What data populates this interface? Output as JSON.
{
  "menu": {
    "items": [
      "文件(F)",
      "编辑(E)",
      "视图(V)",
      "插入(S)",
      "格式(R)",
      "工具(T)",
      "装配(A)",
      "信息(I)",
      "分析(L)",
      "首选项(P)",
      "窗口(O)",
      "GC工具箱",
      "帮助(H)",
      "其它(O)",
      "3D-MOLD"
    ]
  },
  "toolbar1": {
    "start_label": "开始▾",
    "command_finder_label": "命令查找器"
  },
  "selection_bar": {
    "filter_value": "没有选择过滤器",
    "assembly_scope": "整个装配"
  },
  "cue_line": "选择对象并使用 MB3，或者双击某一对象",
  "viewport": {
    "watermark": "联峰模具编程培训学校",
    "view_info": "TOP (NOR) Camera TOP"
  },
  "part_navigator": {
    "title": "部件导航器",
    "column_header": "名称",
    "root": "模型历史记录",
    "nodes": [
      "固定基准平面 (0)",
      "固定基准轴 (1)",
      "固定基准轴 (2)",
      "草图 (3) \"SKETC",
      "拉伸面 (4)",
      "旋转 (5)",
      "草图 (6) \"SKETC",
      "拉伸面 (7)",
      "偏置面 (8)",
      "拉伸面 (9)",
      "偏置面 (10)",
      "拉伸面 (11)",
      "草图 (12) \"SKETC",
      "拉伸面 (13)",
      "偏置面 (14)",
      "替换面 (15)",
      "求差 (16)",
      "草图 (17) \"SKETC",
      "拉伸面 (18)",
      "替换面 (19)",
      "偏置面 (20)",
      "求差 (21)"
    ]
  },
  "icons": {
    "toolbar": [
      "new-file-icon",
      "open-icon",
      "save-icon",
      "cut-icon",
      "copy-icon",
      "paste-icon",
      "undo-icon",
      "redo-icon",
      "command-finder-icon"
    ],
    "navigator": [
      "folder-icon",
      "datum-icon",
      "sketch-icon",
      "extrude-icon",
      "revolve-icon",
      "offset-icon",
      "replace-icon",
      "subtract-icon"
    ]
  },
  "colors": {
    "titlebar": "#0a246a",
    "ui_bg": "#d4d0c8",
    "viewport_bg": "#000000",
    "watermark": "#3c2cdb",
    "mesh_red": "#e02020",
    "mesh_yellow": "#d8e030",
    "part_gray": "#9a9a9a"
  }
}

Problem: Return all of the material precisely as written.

Solved problem:
What data populates this interface? Output as JSON.
{
  "menu": {
    "items": [
      "文件(F)",
      "编辑(E)",
      "视图(V)",
      "插入(S)",
      "格式(R)",
      "工具(T)",
      "装配(A)",
      "信息(I)",
      "分析(L)",
      "首选项(P)",
      "窗口(O)",
      "GC工具箱",
      "帮助(H)",
      "其它(O)",
      "3D-MOLD"
    ]
  },
  "toolbar1": {
    "start_label": "开始▾",
    "command_finder_label": "命令查找器"
  },
  "selection_bar": {
    "filter_value": "没有选择过滤器",
    "assembly_scope": "整个装配"
  },
  "cue_line": "选择对象并使用 MB3，或者双击某一对象",
  "viewport": {
    "watermark": "联峰模具编程培训学校",
    "view_info": "TOP (NOR) Camera TOP"
  },
  "part_navigator": {
    "title": "部件导航器",
    "column_header": "名称",
    "root": "模型历史记录",
    "nodes": [
      "固定基准平面 (0)",
      "固定基准轴 (1)",
      "固定基准轴 (2)",
      "草图 (3) \"SKETC",
      "拉伸面 (4)",
      "旋转 (5)",
      "草图 (6) \"SKETC",
      "拉伸面 (7)",
      "偏置面 (8)",
      "拉伸面 (9)",
      "偏置面 (10)",
      "拉伸面 (11)",
      "草图 (12) \"SKETC",
      "拉伸面 (13)",
      "偏置面 (14)",
      "替换面 (15)",
      "求差 (16)",
      "草图 (17) \"SKETC",
      "拉伸面 (18)",
      "替换面 (19)",
      "偏置面 (20)",
      "求差 (21)"
    ]
  },
  "icons": {
    "toolbar": [
      "new-file-icon",
      "open-icon",
      "save-icon",
      "cut-icon",
      "copy-icon",
      "paste-icon",
      "undo-icon",
      "redo-icon",
      "command-finder-icon"
    ],
    "navigator": [
      "folder-icon",
      "datum-icon",
      "sketch-icon",
      "extrude-icon",
      "revolve-icon",
      "offset-icon",
      "replace-icon",
      "subtract-icon"
    ]
  },
  "colors": {
    "titlebar": "#0a246a",
    "ui_bg": "#d4d0c8",
    "viewport_bg": "#000000",
    "watermark": "#3c2cdb",
    "mesh_red": "#e02020",
    "mesh_yellow": "#d8e030",
    "part_gray": "#9a9a9a"
  }
}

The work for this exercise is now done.